> **Data about app and page elements**:
----

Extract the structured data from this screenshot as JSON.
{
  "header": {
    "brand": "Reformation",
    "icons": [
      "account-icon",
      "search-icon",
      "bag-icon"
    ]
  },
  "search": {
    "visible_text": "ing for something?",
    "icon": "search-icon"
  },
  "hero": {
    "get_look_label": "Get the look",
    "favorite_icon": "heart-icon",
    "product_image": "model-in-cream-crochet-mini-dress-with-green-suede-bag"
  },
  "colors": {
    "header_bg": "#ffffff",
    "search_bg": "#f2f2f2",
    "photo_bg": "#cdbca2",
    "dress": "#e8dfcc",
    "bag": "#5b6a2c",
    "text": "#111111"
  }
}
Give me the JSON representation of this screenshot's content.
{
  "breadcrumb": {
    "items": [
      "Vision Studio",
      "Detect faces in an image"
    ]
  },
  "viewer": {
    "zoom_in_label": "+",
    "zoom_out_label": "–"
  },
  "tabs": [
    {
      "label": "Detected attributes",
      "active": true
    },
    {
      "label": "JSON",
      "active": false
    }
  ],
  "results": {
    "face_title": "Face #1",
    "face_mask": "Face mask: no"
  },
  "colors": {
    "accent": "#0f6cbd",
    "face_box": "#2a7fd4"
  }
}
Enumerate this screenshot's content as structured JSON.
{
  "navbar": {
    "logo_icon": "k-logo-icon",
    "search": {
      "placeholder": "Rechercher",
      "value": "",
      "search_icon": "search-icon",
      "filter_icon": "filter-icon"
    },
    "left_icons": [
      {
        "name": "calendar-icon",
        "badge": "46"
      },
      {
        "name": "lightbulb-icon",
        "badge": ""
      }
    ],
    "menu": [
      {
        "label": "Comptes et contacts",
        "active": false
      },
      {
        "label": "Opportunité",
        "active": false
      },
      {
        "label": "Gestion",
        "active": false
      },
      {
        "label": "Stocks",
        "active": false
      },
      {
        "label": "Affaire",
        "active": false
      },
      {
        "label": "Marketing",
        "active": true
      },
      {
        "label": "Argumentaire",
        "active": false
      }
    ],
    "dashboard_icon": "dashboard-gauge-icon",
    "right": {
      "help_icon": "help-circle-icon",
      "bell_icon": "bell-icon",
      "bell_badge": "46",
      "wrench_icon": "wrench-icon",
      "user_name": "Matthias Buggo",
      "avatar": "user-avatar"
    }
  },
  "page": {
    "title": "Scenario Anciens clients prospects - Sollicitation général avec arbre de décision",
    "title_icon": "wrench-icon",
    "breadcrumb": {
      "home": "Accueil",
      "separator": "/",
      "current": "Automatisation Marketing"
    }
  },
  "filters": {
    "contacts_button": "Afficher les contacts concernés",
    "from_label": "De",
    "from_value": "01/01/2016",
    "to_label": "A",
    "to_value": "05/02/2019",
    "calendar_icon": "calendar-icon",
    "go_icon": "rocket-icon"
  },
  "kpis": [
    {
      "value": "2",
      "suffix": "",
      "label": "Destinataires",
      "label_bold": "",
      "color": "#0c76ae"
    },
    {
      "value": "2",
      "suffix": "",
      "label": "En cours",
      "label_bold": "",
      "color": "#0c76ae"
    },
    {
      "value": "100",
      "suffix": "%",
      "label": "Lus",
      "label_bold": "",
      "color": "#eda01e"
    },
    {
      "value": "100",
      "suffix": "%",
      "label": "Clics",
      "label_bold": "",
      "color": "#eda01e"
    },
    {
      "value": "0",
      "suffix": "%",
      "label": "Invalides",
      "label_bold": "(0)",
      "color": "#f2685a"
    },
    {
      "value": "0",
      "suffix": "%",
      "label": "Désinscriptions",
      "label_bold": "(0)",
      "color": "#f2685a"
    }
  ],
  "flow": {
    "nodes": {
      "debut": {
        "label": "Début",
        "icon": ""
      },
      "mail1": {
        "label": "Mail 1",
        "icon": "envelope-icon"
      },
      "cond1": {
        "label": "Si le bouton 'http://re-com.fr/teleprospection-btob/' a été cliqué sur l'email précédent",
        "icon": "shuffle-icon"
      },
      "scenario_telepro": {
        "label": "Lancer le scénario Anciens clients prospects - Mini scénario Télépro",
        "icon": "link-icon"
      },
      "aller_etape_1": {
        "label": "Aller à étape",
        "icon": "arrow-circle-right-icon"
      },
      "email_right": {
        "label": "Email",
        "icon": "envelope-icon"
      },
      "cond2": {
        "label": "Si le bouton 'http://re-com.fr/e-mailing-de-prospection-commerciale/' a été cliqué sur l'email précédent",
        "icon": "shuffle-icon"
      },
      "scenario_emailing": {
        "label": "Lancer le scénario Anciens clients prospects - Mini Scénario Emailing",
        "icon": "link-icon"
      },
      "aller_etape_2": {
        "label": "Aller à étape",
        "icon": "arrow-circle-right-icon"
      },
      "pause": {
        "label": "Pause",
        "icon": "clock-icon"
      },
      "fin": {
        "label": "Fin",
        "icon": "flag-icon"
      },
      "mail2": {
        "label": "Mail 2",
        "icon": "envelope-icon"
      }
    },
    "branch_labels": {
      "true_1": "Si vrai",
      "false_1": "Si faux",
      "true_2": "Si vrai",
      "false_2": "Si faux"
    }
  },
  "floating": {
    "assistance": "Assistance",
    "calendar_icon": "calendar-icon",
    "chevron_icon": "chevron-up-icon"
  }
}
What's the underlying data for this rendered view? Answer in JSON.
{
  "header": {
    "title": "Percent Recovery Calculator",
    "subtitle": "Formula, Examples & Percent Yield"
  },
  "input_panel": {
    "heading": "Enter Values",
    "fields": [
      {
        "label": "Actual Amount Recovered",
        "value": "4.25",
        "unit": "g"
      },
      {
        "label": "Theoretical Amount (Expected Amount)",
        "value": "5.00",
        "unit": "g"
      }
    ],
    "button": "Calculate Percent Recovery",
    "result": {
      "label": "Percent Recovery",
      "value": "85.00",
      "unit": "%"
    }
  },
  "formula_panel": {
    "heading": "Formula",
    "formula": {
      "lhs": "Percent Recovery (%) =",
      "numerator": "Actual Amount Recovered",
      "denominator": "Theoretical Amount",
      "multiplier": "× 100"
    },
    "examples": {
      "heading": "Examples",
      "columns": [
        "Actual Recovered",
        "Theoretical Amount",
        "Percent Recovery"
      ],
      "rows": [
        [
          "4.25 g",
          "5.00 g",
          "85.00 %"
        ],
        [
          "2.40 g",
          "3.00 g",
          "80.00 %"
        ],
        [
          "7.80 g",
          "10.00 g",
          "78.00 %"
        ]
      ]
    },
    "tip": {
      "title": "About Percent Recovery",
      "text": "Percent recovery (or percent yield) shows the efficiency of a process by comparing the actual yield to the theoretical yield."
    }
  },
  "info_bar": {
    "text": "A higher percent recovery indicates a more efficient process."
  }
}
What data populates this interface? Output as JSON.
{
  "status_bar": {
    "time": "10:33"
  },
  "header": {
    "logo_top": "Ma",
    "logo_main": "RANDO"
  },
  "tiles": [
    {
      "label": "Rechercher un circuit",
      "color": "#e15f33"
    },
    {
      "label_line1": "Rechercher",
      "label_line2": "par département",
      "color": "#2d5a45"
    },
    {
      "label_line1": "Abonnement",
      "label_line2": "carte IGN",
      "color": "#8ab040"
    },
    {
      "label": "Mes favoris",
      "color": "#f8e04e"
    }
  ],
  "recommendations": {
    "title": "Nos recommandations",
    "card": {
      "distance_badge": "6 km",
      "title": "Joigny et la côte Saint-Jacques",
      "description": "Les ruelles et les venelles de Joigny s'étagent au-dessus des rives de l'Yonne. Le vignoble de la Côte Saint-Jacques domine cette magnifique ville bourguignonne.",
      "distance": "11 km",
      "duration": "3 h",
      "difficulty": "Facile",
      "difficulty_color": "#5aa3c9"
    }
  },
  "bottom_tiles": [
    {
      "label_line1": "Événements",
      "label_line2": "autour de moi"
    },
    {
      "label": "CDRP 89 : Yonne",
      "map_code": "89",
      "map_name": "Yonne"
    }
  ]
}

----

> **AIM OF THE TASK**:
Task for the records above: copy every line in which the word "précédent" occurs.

> **RESPONSE BELOW**:
        "label": "Si le bouton 'http://re-com.fr/teleprospection-btob/' a été cliqué sur l'email précédent",
        "label": "Si le bouton 'http://re-com.fr/e-mailing-de-prospection-commerciale/' a été cliqué sur l'email précédent",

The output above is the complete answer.